Nurses are in charge of helping patients make a smooth transition to their homes after being discharged from hospitals and various care settings. Home care nursing services have developed as a speciality in the healthcare industry, where industry leaders have established best practices for patient care post-discharge.
Nurses play a vital role in the clinical decisions made during the transition process and function as educational guides for patients and their caregivers. They have access to various information, tools and resources to ensure a smooth transition from hospital to home and that patients and their caregivers have the knowledge, skills and support needed for optimal recovery.
It is vital for healthcare companies to develop and maintain the optimal level of collaboration and partnership with patients, their families, and nursing staff to achieve the desired transition outcomes.
This article examines the necessary components of a shared transition vision, including a clear understanding of both patient and family/caregivers’ roles and responsibilities, to develop a pathway for planning for post-discharge healthcare transitions.
The role of nursing staff in the transition
Home care nurses play two critical roles in ensuring patients transition seamlessly from the hospital or other health care facility to their homes. The first is the nurse’s ability to quickly reconcile a patient’s medication regimen and ensure that they implement it safely in the home care setting.
For example, the nurse is responsible for establishing the patient’s medication schedule, prefilling pill boxes with the correct dosages, ensuring the patient’s understanding of their medications, the number of refills prescribed by the doctor and coordinating with the prescribing physician.
The second role of nursing staff in this setting is to ensure that the patient schedules and keeps their follow-up appointment with their healthcare provider within the prescribed time of being discharged from the healthcare facility. This time frame is commonly a two-week period where the nursing staff must manage the patient’s medication profile and document details like medication side effects. The patient will take this medication profile with them on their follow-up visit.
The role of family and other caregivers
An individual’s family, partner, friends and significant others play a crucial role in their well-being, especially when they are discharged and must return to their home setting. Registered nurses and social care support staff working in home care environments have played a crucial role in collaborating with a patient’s support group and making their transition as easy as possible.
Often, this support group helps the patient by communicating with professionals to ensure their individual needs are met. Discharged patients often feel overwhelmed and disoriented in their home environment – social support from family, friends and a community network can assist with easing this transition back into a home setting.
Despite the need for collaboration, nursing staff and healthcare providers may fail to recognise the importance of family members’ contributions. Problems can occur if services and support are not integrated, resulting in delayed transfers of care, readmissions and poor care. On the other hand, incorporating patient support groups into the transition can ease the burden on nursing staff and allow them time to deliver better care.
Facilitating a collaborative transition
Coordinating a patient’s move from the hospital or home into long-term care requires skill and experience and can bring out the best (or worst) in patients and their family members, friends and caregivers. Healthcare providers and nursing staff can benefit if care moves seamlessly from one setting to another and patients experience a smooth transition.

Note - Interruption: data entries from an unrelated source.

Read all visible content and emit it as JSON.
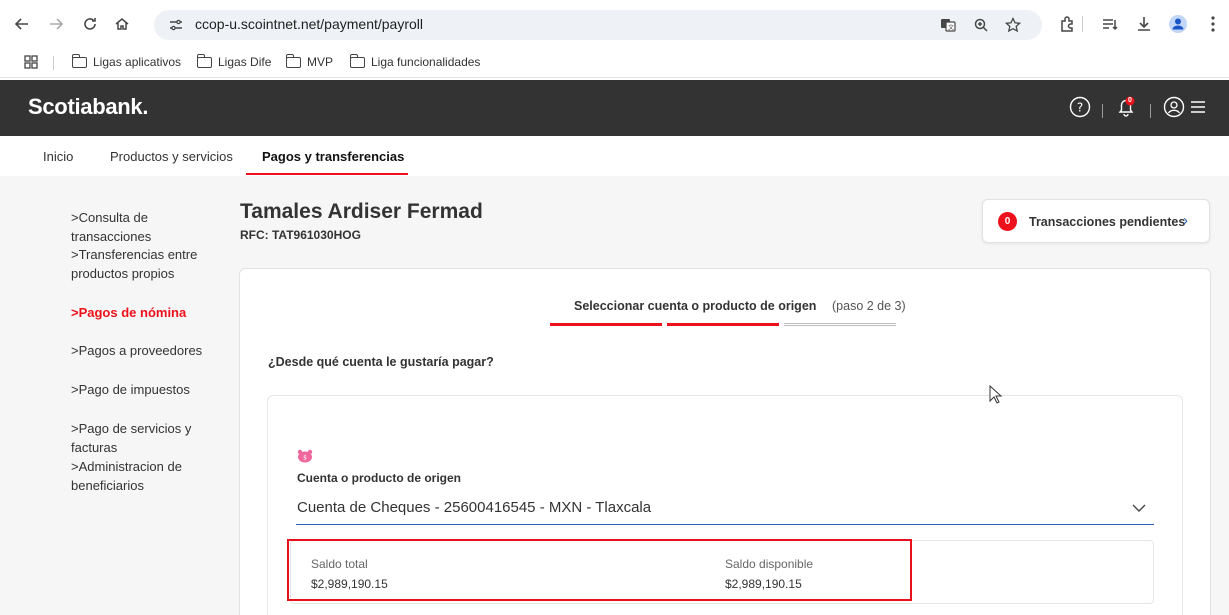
{
  "browser": {
    "url": "ccop-u.scointnet.net/payment/payroll",
    "bookmarks": [
      "Ligas aplicativos",
      "Ligas Dife",
      "MVP",
      "Liga funcionalidades"
    ]
  },
  "header": {
    "logo": "Scotiabank.",
    "notification_count": "0",
    "brand_color": "#ec111a"
  },
  "nav": {
    "items": [
      "Inicio",
      "Productos y servicios",
      "Pagos y transferencias"
    ],
    "active_index": 2
  },
  "sidebar": {
    "items": [
      {
        "label": "Consulta de transacciones"
      },
      {
        "label": "Transferencias entre productos propios"
      },
      {
        "label": "Pagos de nómina",
        "active": true
      },
      {
        "label": "Pagos a proveedores"
      },
      {
        "label": "Pago de impuestos"
      },
      {
        "label": "Pago de servicios y facturas"
      },
      {
        "label": "Administracion de beneficiarios"
      }
    ]
  },
  "page": {
    "company": "Tamales Ardiser Fermad",
    "rfc": "RFC: TAT961030HOG",
    "pending_count": "0",
    "pending_label": "Transacciones pendientes"
  },
  "stepper": {
    "label": "Seleccionar cuenta o producto de origen",
    "count": "(paso 2 de 3)",
    "current_step": 2,
    "total_steps": 3
  },
  "form": {
    "question": "¿Desde qué cuenta le gustaría pagar?",
    "field_label": "Cuenta o producto de origen",
    "selected_account": "Cuenta de Cheques - 25600416545 - MXN - Tlaxcala"
  },
  "balances": {
    "total_label": "Saldo total",
    "total_value": "$2,989,190.15",
    "available_label": "Saldo disponible",
    "available_value": "$2,989,190.15"
  }
}
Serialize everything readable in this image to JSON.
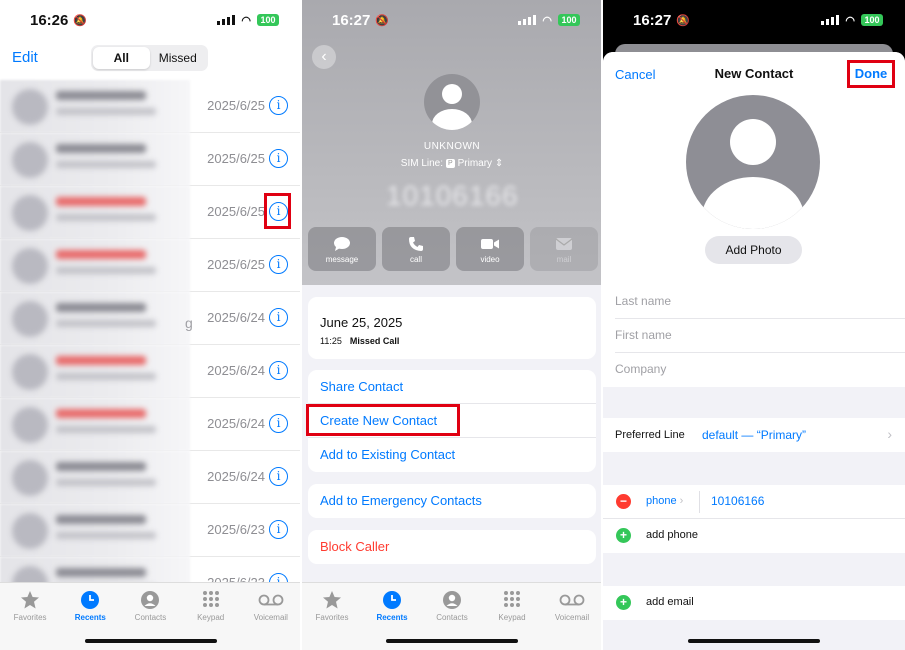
{
  "panel1": {
    "status_time": "16:26",
    "battery": "100",
    "edit_label": "Edit",
    "segment": [
      "All",
      "Missed"
    ],
    "calls": [
      {
        "date": "2025/6/25",
        "name_color": "gray"
      },
      {
        "date": "2025/6/25",
        "name_color": "gray"
      },
      {
        "date": "2025/6/25",
        "name_color": "red"
      },
      {
        "date": "2025/6/25",
        "name_color": "red"
      },
      {
        "date": "2025/6/24",
        "name_color": "gray"
      },
      {
        "date": "2025/6/24",
        "name_color": "red"
      },
      {
        "date": "2025/6/24",
        "name_color": "red"
      },
      {
        "date": "2025/6/24",
        "name_color": "gray"
      },
      {
        "date": "2025/6/23",
        "name_color": "gray"
      },
      {
        "date": "2025/6/23",
        "name_color": "gray"
      }
    ],
    "stray_char": "g",
    "tabs": [
      {
        "label": "Favorites",
        "icon": "star-icon"
      },
      {
        "label": "Recents",
        "icon": "clock-icon"
      },
      {
        "label": "Contacts",
        "icon": "person-icon"
      },
      {
        "label": "Keypad",
        "icon": "keypad-icon"
      },
      {
        "label": "Voicemail",
        "icon": "voicemail-icon"
      }
    ]
  },
  "panel2": {
    "status_time": "16:27",
    "battery": "100",
    "unknown_label": "UNKNOWN",
    "sim_line_label": "SIM Line:",
    "sim_badge": "P",
    "sim_line_value": "Primary",
    "blurred_number": "10106166",
    "actions": [
      {
        "label": "message",
        "icon": "message-icon"
      },
      {
        "label": "call",
        "icon": "phone-icon"
      },
      {
        "label": "video",
        "icon": "video-icon"
      },
      {
        "label": "mail",
        "icon": "mail-icon"
      }
    ],
    "call_date": "June 25, 2025",
    "call_time": "11:25",
    "call_type": "Missed Call",
    "share_contact": "Share Contact",
    "create_new_contact": "Create New Contact",
    "add_to_existing": "Add to Existing Contact",
    "add_to_emergency": "Add to Emergency Contacts",
    "block_caller": "Block Caller"
  },
  "panel3": {
    "status_time": "16:27",
    "battery": "100",
    "cancel": "Cancel",
    "title": "New Contact",
    "done": "Done",
    "add_photo": "Add Photo",
    "last_name_placeholder": "Last name",
    "first_name_placeholder": "First name",
    "company_placeholder": "Company",
    "preferred_line_label": "Preferred Line",
    "preferred_line_value": "default — “Primary”",
    "phone_type": "phone",
    "phone_number": "10106166",
    "add_phone": "add phone",
    "add_email": "add email"
  },
  "colors": {
    "accent": "#007aff",
    "highlight": "#e00012",
    "destructive": "#ff3b30",
    "add_green": "#34c759"
  }
}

Using best practices supported by evidence is required of nurses, patient support groups and healthcare providers to help standardise care, reduce patient care variability, improve patient outcomes and minimise the number of readmissions.
Healthcare providers can assist with the process by developing some nursing practice guidelines focusing on family-centred care and the relationship between nursing staff and the people they serve.
Hiring the best home care nurses
Nursing professionals providing home care must be able to meet the patients where they are most comfortable – in their own homes. The first priority is to establish strong relationships with the family members, who need to feel comfortable that these nurses can provide the necessary care for their loved ones.
This form of care needs nurses with a higher level of sensitivity, interpersonal skills, and most importantly – experience with working in the home care environment. Hiring the right nurses and caretakers is critical to establishing a flexible care plan to provide patients with medical support, comfort and dignity. The ultimate ideal is to promote the patient’s quality of life after discharge.
Healthcare providers looking to effectively facilitate the transition of patients from hospitals to homes and deliver the most optimal nursing services possible should invest in hiring the best home care nursing talent available. They should prioritise working with full-time nursing professionals who can provide consistent and adequate support for patients in their homes throughout the care lifecycle.
The Greys Solution
How can your healthcare company access the specific quality of nurses required for successful home care nursing services? By partnering with reputable healthcare staffing providers and building care teams driven by the most qualified and skilled nursing practitioners. This is where Greys Nursing Services can bring immense value.
Our recruitment team has over 40 years of experience in the healthcare industry, cultivating long-term relationships with clients and staff in the care continuum. We focus on obtaining the highest level of care and service with every placement by leveraging a database of nursing professionals who we can match to your staffing needs.
Our rigorous screening and vetting process can help ensure that healthcare nursing candidates understand your patient’s medical needs, lifestyle, culture and home environment. A qualified nurse who has been screened and vetted for the home care setting can lessen the likelihood of complications during the patient’s transition and deliver care on par with your standards.